Problem description — In your copy, each line below is repeated exactly and no image appears.

(Recorded data)
+===+

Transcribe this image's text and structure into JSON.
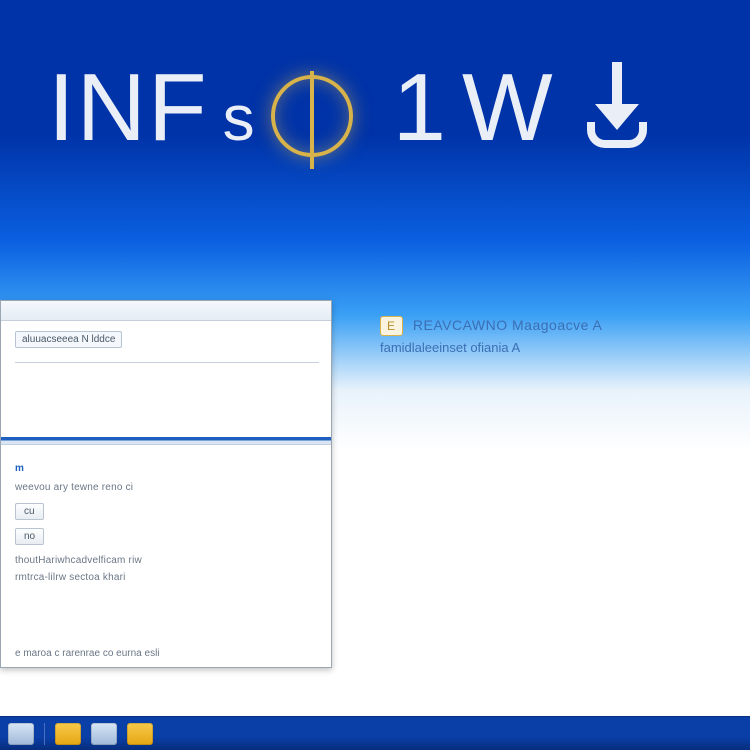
{
  "brand": {
    "segment_a": "INF",
    "segment_b": "s",
    "segment_c": "1",
    "segment_d": "W"
  },
  "info": {
    "badge": "E",
    "line1": "REAVCAWNO Maagoacve A",
    "line2": "famidlaleeinset ofiania A"
  },
  "dialog": {
    "header_chip": "aluuacseeea N lddce",
    "section_label": "m",
    "rows": [
      "weevou ary tewne reno ci",
      "eu",
      "no",
      "thoutHariwhcadvelficam riw",
      "rmtrca-lilrw sectoa khari"
    ],
    "buttons": {
      "a": "cu",
      "b": "no"
    },
    "footer": "e maroa c rarenrae co eurna esli"
  },
  "taskbar": {
    "items": [
      "start",
      "files",
      "app-1",
      "app-2"
    ]
  }
}
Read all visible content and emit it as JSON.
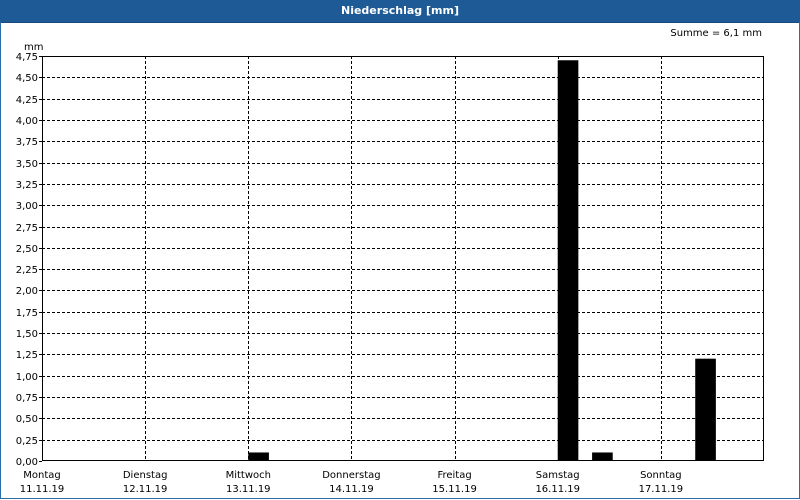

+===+

Your solution —
Transcribe this image's text and structure into JSON.
{
  "brand": {
    "segment_a": "INF",
    "segment_b": "s",
    "segment_c": "1",
    "segment_d": "W"
  },
  "info": {
    "badge": "E",
    "line1": "REAVCAWNO Maagoacve A",
    "line2": "famidlaleeinset ofiania A"
  },
  "dialog": {
    "header_chip": "aluuacseeea N lddce",
    "section_label": "m",
    "rows": [
      "weevou ary tewne reno ci",
      "eu",
      "no",
      "thoutHariwhcadvelficam riw",
      "rmtrca-lilrw sectoa khari"
    ],
    "buttons": {
      "a": "cu",
      "b": "no"
    },
    "footer": "e maroa c rarenrae co eurna esli"
  },
  "taskbar": {
    "items": [
      "start",
      "files",
      "app-1",
      "app-2"
    ]
  }
}
Read all visible content and emit it as JSON.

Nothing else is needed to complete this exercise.